Back in September, we reported that Espressif Systems planned to release a new ESP32-S3 with “AI instructions and multi-CPU cores” with few other details, except the chip would also be part of the MINI-series wireless modules.
Now we have many more details, as the Shanghai-based company has now officially announced ESP32-S3. The processor features dual Tensilica LX7 cores, 2.4 GHz WiFi 4 & Bluetooth 5 connectivity, and as expected supports AI instructions to cater to the AIoT (AI + IoT) market.
ESP32-S3 key features and specifications:
- Dual-core Tensilica LX7 up to 240 MHz with additional vector instructions for AI acceleration
- ULP core to handle low power modes
- Memory – 512 KB of internal SRAM
- Storage – Octal SPI flash and PSRAM support (supports larger, high-speed devices compared to ESP32)
- Cache –
- 2.4 GHz 802.11 b/g/n Wi-Fi 4 with 40 MHz bandwidth support
- Bluetooth Low Energy (BLE) 5.0 connectivity with long-range support, up to 2Mbps data rate.
- 44x programmable GPIOs (10 more than ESP32)
- SD/MMC host
- SPI, I2C, PWM, UART, RMT (Remote Control), TWAI (Two-Wire Automotive Interface)
- ADC, DAC
- USB OTG
- Capacitive touch input
- AES-XTS-based flash encryption
- RSA-based secure boot.
- Digital signature peripheral and an HMAC module (similar to a secure element)
- “World Controller” peripheral that provides two fully-isolated execution environments and enables a trusted-execution environment or a privilege-separation scheme.
ESP32-S3 relies on the same 240 MHz LX7 core as ESP32-S2, except it comes with two. Since it’s a dual-core processor and supports both WiFi and Bluetooth LE it’s more comparable with the original ESP32 dual-core LX6 WiSoC.
ESP32-S3 will be faster with a 240 MHz stock frequency instead of 160 MHz, it should specifically be much faster for AI applications thanks to the vector extension, but Espressif did not provide numbers just yet.
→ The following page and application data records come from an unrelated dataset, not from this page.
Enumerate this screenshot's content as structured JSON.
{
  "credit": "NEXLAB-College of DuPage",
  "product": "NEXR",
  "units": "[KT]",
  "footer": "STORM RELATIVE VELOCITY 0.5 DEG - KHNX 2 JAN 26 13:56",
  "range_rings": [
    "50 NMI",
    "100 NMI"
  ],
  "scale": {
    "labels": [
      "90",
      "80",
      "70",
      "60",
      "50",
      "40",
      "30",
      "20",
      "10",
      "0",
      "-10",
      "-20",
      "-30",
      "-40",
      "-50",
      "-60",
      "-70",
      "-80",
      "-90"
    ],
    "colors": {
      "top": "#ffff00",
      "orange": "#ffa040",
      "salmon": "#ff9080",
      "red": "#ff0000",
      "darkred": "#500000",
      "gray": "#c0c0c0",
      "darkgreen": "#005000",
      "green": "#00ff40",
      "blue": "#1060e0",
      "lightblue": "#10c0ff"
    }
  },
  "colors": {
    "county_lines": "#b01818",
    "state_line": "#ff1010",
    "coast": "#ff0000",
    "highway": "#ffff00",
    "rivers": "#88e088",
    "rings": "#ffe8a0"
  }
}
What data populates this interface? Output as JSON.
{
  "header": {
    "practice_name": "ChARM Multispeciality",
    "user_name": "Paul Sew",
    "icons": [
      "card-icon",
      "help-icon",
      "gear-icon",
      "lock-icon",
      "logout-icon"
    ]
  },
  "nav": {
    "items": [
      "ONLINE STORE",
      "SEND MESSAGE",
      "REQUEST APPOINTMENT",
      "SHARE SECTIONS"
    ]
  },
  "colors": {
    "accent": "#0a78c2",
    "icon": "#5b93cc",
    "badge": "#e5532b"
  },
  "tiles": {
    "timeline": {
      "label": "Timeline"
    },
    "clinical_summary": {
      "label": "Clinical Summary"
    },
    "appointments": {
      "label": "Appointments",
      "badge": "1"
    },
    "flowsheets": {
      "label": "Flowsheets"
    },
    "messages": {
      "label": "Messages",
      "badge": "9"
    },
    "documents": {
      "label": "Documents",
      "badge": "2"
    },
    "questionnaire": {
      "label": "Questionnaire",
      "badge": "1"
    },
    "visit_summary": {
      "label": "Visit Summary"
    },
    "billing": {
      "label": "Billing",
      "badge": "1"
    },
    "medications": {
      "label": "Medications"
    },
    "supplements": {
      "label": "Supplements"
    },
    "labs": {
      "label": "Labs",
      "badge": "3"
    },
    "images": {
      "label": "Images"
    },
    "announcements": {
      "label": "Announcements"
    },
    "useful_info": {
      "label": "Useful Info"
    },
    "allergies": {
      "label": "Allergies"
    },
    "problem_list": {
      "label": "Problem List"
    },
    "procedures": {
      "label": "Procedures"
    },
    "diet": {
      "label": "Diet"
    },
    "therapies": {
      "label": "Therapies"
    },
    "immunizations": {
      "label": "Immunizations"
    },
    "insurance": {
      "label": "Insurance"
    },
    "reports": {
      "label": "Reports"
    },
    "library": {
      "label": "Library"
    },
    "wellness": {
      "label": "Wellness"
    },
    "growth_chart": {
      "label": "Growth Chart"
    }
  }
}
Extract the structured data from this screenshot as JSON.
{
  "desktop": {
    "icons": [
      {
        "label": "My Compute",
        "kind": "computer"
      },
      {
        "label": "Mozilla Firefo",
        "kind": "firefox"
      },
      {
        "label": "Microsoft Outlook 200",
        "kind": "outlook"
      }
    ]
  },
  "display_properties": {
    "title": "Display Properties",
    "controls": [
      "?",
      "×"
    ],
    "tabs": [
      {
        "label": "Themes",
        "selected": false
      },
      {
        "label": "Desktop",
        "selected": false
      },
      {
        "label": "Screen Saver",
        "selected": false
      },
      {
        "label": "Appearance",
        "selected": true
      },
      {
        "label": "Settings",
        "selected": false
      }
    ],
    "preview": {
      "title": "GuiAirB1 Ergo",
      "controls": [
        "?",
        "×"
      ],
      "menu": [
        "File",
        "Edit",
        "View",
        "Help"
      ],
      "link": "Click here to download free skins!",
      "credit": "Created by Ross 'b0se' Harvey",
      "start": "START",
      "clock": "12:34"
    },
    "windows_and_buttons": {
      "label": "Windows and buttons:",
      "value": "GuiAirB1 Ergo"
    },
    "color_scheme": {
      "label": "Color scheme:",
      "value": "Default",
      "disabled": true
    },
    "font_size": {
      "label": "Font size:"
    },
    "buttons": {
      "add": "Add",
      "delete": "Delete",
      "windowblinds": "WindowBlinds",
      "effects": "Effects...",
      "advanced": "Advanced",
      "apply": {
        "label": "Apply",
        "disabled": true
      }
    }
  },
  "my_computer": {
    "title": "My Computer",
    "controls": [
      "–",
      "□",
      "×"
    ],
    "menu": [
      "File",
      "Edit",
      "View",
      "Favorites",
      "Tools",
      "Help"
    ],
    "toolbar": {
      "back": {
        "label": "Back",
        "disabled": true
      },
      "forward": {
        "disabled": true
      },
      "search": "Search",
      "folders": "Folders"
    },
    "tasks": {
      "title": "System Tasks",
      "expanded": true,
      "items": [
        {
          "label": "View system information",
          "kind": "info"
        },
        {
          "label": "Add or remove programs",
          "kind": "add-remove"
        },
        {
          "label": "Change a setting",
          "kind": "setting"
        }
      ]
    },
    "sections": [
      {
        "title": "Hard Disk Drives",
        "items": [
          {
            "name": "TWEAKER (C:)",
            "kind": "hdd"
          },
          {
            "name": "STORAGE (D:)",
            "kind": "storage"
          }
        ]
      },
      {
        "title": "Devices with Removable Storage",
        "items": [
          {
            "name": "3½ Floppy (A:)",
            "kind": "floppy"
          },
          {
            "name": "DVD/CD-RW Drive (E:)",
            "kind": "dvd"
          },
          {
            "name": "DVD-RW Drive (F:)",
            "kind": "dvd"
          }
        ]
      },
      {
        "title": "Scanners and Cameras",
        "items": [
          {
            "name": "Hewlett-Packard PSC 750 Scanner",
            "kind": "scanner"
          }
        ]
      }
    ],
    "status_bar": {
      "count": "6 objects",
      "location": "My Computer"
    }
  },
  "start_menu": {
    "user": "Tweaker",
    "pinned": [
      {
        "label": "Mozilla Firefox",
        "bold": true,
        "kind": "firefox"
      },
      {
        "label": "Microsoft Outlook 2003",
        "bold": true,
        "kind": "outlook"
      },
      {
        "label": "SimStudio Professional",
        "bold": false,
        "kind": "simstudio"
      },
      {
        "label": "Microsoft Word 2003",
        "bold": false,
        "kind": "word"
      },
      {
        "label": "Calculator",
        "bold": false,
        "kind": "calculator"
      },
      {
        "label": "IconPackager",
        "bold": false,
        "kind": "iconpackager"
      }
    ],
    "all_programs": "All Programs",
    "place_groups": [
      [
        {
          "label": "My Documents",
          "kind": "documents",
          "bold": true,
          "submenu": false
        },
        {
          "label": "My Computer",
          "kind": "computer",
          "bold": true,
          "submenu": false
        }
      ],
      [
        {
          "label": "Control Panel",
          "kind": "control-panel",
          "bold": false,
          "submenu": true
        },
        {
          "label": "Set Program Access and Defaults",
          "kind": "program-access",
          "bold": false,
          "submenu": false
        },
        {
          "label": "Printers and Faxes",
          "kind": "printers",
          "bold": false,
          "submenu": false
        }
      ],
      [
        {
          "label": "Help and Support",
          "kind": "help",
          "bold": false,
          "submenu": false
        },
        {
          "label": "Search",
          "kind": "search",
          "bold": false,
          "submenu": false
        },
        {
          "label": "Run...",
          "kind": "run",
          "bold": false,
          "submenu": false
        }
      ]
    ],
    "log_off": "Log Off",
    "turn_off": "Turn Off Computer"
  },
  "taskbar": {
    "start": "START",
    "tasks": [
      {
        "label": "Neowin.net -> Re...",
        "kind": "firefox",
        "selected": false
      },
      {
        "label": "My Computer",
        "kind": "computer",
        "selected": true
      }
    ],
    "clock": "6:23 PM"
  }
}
We just know the new vector extension will be used in ESP-WHO face detection and recognition framework and ESP-Skainet voice assistant.
Other key differences between ESP32-S3 and ESP32 include support for larger capacity and higher-speed SPI flash and PSRAM chips, a few more I/O pints, more security features, a lack of Ethernet MAC, and support for Bluetooth LE 5.0 connectivity with long-range and 2Mbps transfer support. You may remember ESP32 got Bluetooth LE 5.0/5.1 certifications nearly exactly a year ago, but as we noted in the article this was more to do with improved compatibility of the software, and key features of Bluetooth 5.0 like long-range and higher 2Mbps data rate were not supported, so this is a big change in ESP32-S3.
There’s no product page, nor datasheet that I can find at this stage, so all information comes from the press release.
Thanks to Alex for the tip.
Jean-Luc started CNX Software in 2010 as a part-time endeavor, before quitting his job as a software engineering manager, and starting to write daily news, and reviews full time later in 2011.
Just a few minor corrections, original ESP32 was already running at 240 MHz but was an LX6. And it has 36 GPIO which is 8 less than this new one. The SRAM decreased from 520 to 512 kB (well, in fact I suspect that they used to count the SRAM and a 8kB cache together and now they separate them). The ethernet MAC is gone. I didn’t see that many projects using it anyway.
I thought the stock frequency was 160 MHz, but it could be overclocked to 240.
It’s never been clear to me whether it’s overclocked or not, given that 240 MHz is mentioned everywhere in the datasheet. I’d instead suspect that 240 MHz is the nominal frequency and that 160 is the recommended one for a better performance/consumption tradeoff.
We are using it (the ethernet MAC)…
Octal SPI? That’s just parallel with SPI signalling.
no ethernet mac then ?
The block diagram includes USB OTG …
Naw, where are the ESP32-C3 dev boards? I want to see a RISC-V ESP32. I am not very interested in these Xtensa cores.
Does the octal-SPI support DDR? I’m looking at data sheets and you can move a lot of data over an octal-SPI/DDR link. This could be an increase of 4x over what the current chips support. Maybe even faster performance increas than that if they take advantage of some of the advanced features of octal-SPI (critical word first, etc.) This could end up making a bigger difference in performance than the dual LX7 configuration. At least for codes with a larger RO memory footprint. I’m sort of curious what the reasoning behind this decisions was. Were other similar memory interfaces considered?… Read more »